Exact copies of all the entries are required, and no pictures should appear in them.

◆ **Dataset records**
....
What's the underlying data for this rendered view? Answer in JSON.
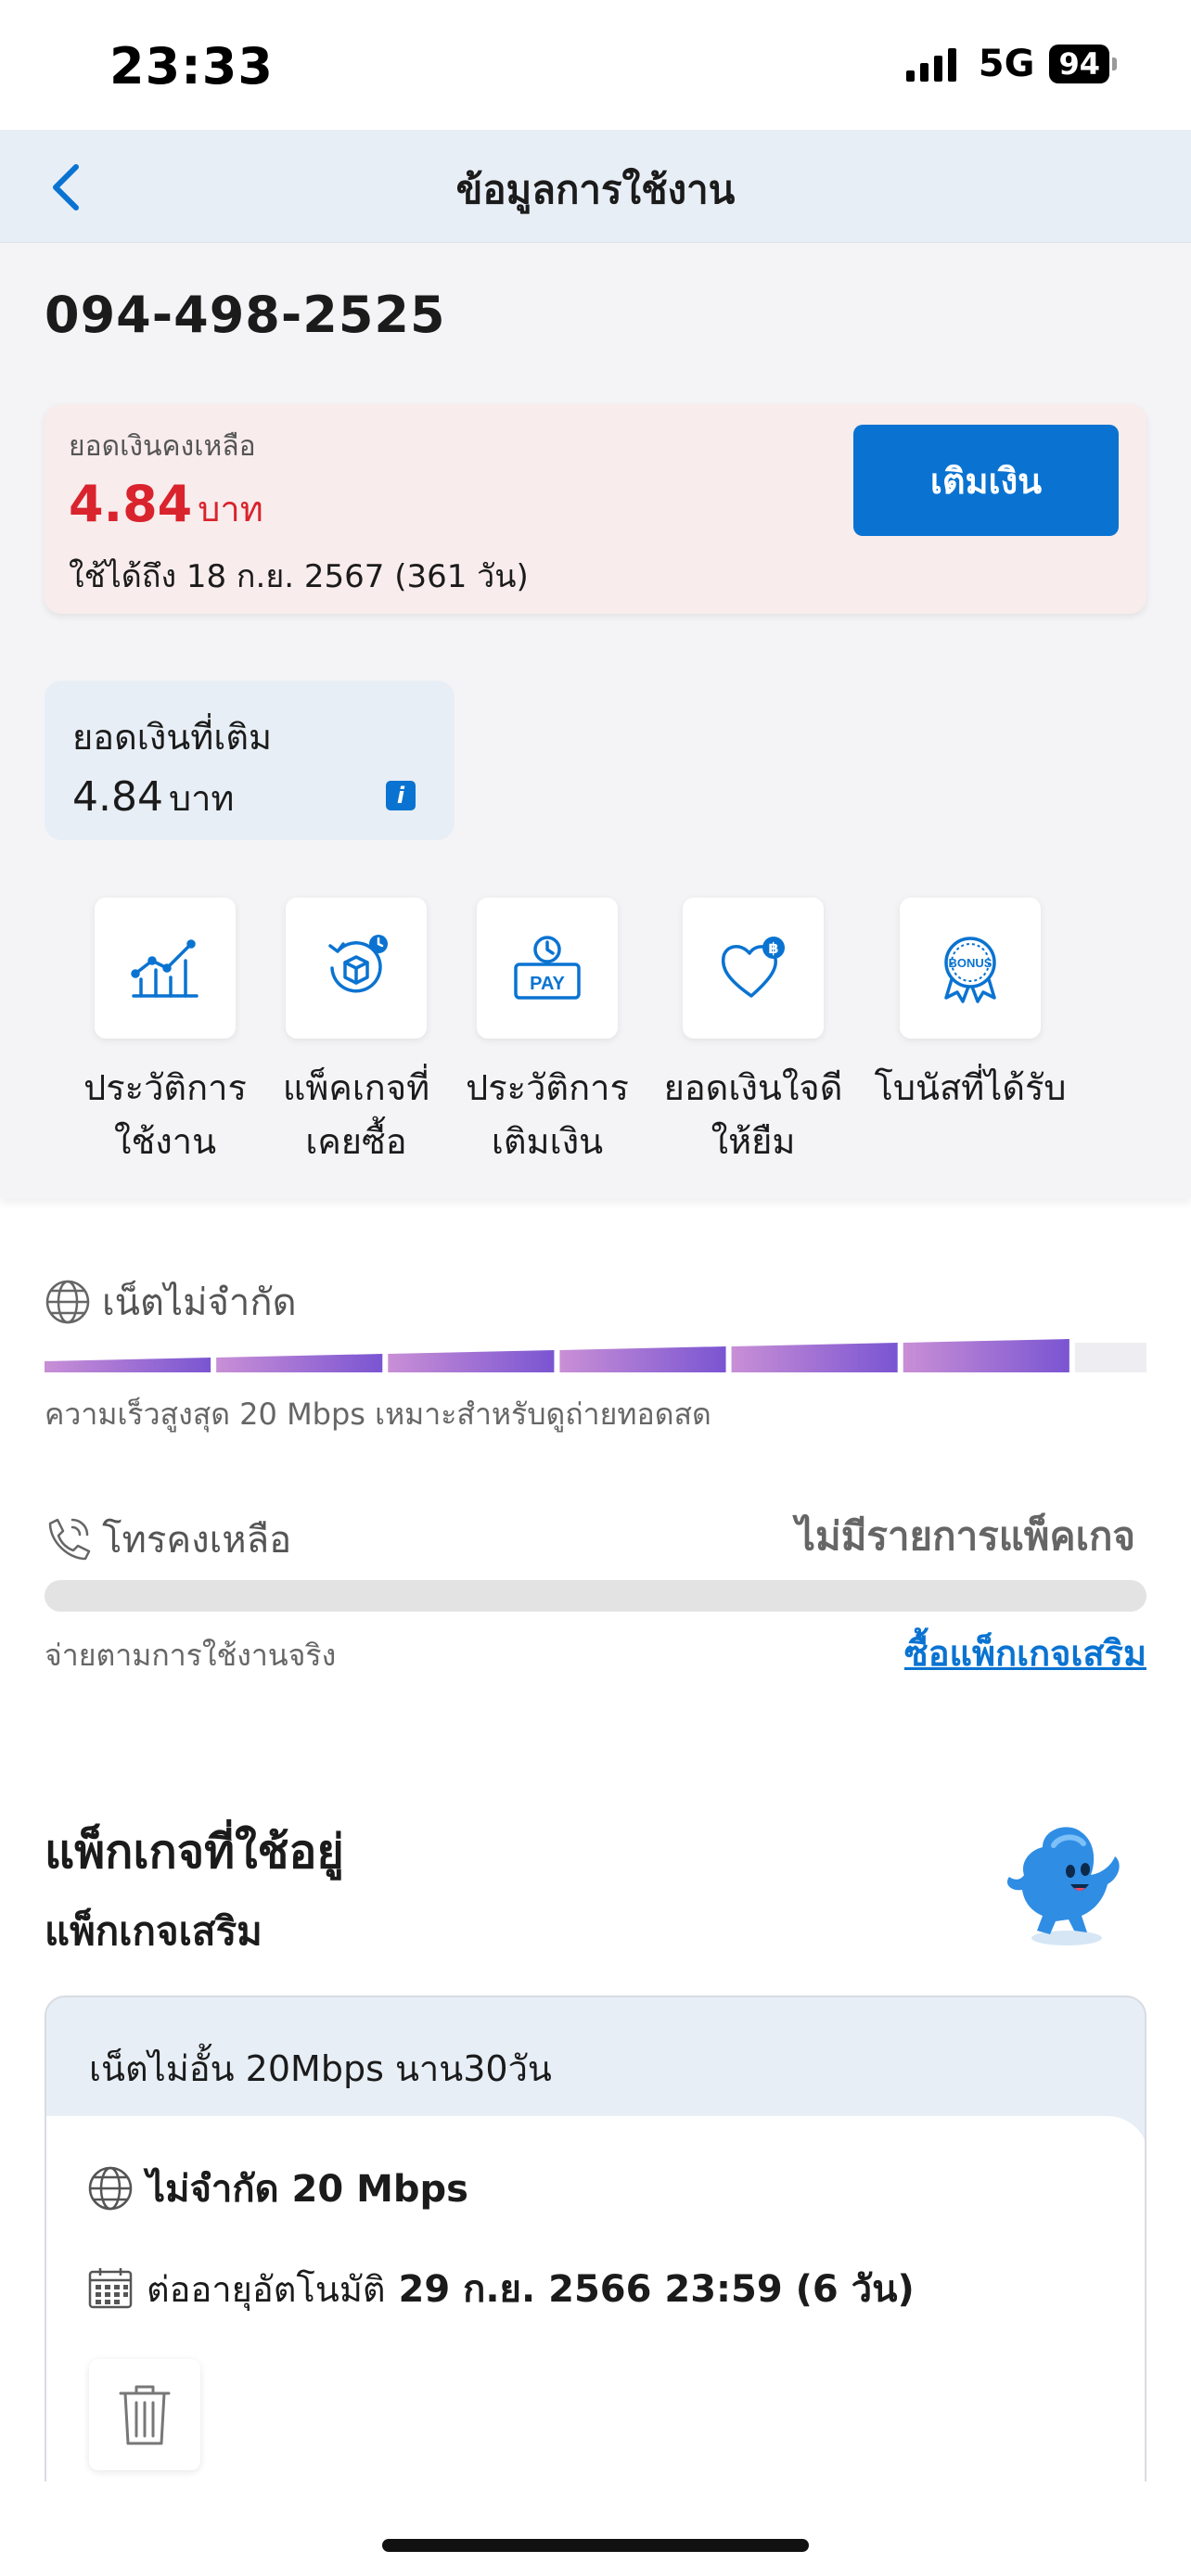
{
  "status_bar": {
    "time": "23:33",
    "network": "5G",
    "battery": "94"
  },
  "nav": {
    "title": "ข้อมูลการใช้งาน"
  },
  "account": {
    "phone_number": "094-498-2525"
  },
  "balance": {
    "label": "ยอดเงินคงเหลือ",
    "amount": "4.84",
    "unit": "บาท",
    "valid_until": "ใช้ได้ถึง 18 ก.ย. 2567 (361 วัน)",
    "topup_label": "เติมเงิน",
    "accent_color": "#d9232d"
  },
  "topup_total": {
    "label": "ยอดเงินที่เติม",
    "amount": "4.84",
    "unit": "บาท",
    "info_icon": "info-icon"
  },
  "shortcuts": [
    {
      "icon": "usage-chart-icon",
      "line1": "ประวัติการ",
      "line2": "ใช้งาน"
    },
    {
      "icon": "package-box-icon",
      "line1": "แพ็คเกจที่",
      "line2": "เคยซื้อ"
    },
    {
      "icon": "pay-history-icon",
      "line1": "ประวัติการ",
      "line2": "เติมเงิน"
    },
    {
      "icon": "heart-coin-icon",
      "line1": "ยอดเงินใจดี",
      "line2": "ให้ยืม"
    },
    {
      "icon": "bonus-badge-icon",
      "line1": "โบนัสที่ได้รับ",
      "line2": ""
    }
  ],
  "internet": {
    "title": "เน็ตไม่จำกัด",
    "description": "ความเร็วสูงสุด 20 Mbps เหมาะสำหรับดูถ่ายทอดสด",
    "speed_level": 0.93
  },
  "voice": {
    "title": "โทรคงเหลือ",
    "status": "ไม่มีรายการแพ็คเกจ",
    "description": "จ่ายตามการใช้งานจริง",
    "buy_link": "ซื้อแพ็กเกจเสริม"
  },
  "packages": {
    "section_title": "แพ็กเกจที่ใช้อยู่",
    "subsection_title": "แพ็กเกจเสริม",
    "card": {
      "name": "เน็ตไม่อั้น 20Mbps นาน30วัน",
      "speed": "ไม่จำกัด 20 Mbps",
      "renew_prefix": "ต่ออายุอัตโนมัติ",
      "renew_date": "29 ก.ย. 2566 23:59 (6 วัน)"
    }
  },
  "colors": {
    "primary": "#0a73d1",
    "speed_gradient_start": "#c98fd6",
    "speed_gradient_end": "#7a55d2"
  }
}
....
◆ **Solved problem**
What's the underlying data for this rendered view? Answer in JSON.
{
  "status_bar": {
    "time": "23:33",
    "network": "5G",
    "battery": "94"
  },
  "nav": {
    "title": "ข้อมูลการใช้งาน"
  },
  "account": {
    "phone_number": "094-498-2525"
  },
  "balance": {
    "label": "ยอดเงินคงเหลือ",
    "amount": "4.84",
    "unit": "บาท",
    "valid_until": "ใช้ได้ถึง 18 ก.ย. 2567 (361 วัน)",
    "topup_label": "เติมเงิน",
    "accent_color": "#d9232d"
  },
  "topup_total": {
    "label": "ยอดเงินที่เติม",
    "amount": "4.84",
    "unit": "บาท",
    "info_icon": "info-icon"
  },
  "shortcuts": [
    {
      "icon": "usage-chart-icon",
      "line1": "ประวัติการ",
      "line2": "ใช้งาน"
    },
    {
      "icon": "package-box-icon",
      "line1": "แพ็คเกจที่",
      "line2": "เคยซื้อ"
    },
    {
      "icon": "pay-history-icon",
      "line1": "ประวัติการ",
      "line2": "เติมเงิน"
    },
    {
      "icon": "heart-coin-icon",
      "line1": "ยอดเงินใจดี",
      "line2": "ให้ยืม"
    },
    {
      "icon": "bonus-badge-icon",
      "line1": "โบนัสที่ได้รับ",
      "line2": ""
    }
  ],
  "internet": {
    "title": "เน็ตไม่จำกัด",
    "description": "ความเร็วสูงสุด 20 Mbps เหมาะสำหรับดูถ่ายทอดสด",
    "speed_level": 0.93
  },
  "voice": {
    "title": "โทรคงเหลือ",
    "status": "ไม่มีรายการแพ็คเกจ",
    "description": "จ่ายตามการใช้งานจริง",
    "buy_link": "ซื้อแพ็กเกจเสริม"
  },
  "packages": {
    "section_title": "แพ็กเกจที่ใช้อยู่",
    "subsection_title": "แพ็กเกจเสริม",
    "card": {
      "name": "เน็ตไม่อั้น 20Mbps นาน30วัน",
      "speed": "ไม่จำกัด 20 Mbps",
      "renew_prefix": "ต่ออายุอัตโนมัติ",
      "renew_date": "29 ก.ย. 2566 23:59 (6 วัน)"
    }
  },
  "colors": {
    "primary": "#0a73d1",
    "speed_gradient_start": "#c98fd6",
    "speed_gradient_end": "#7a55d2"
  }
}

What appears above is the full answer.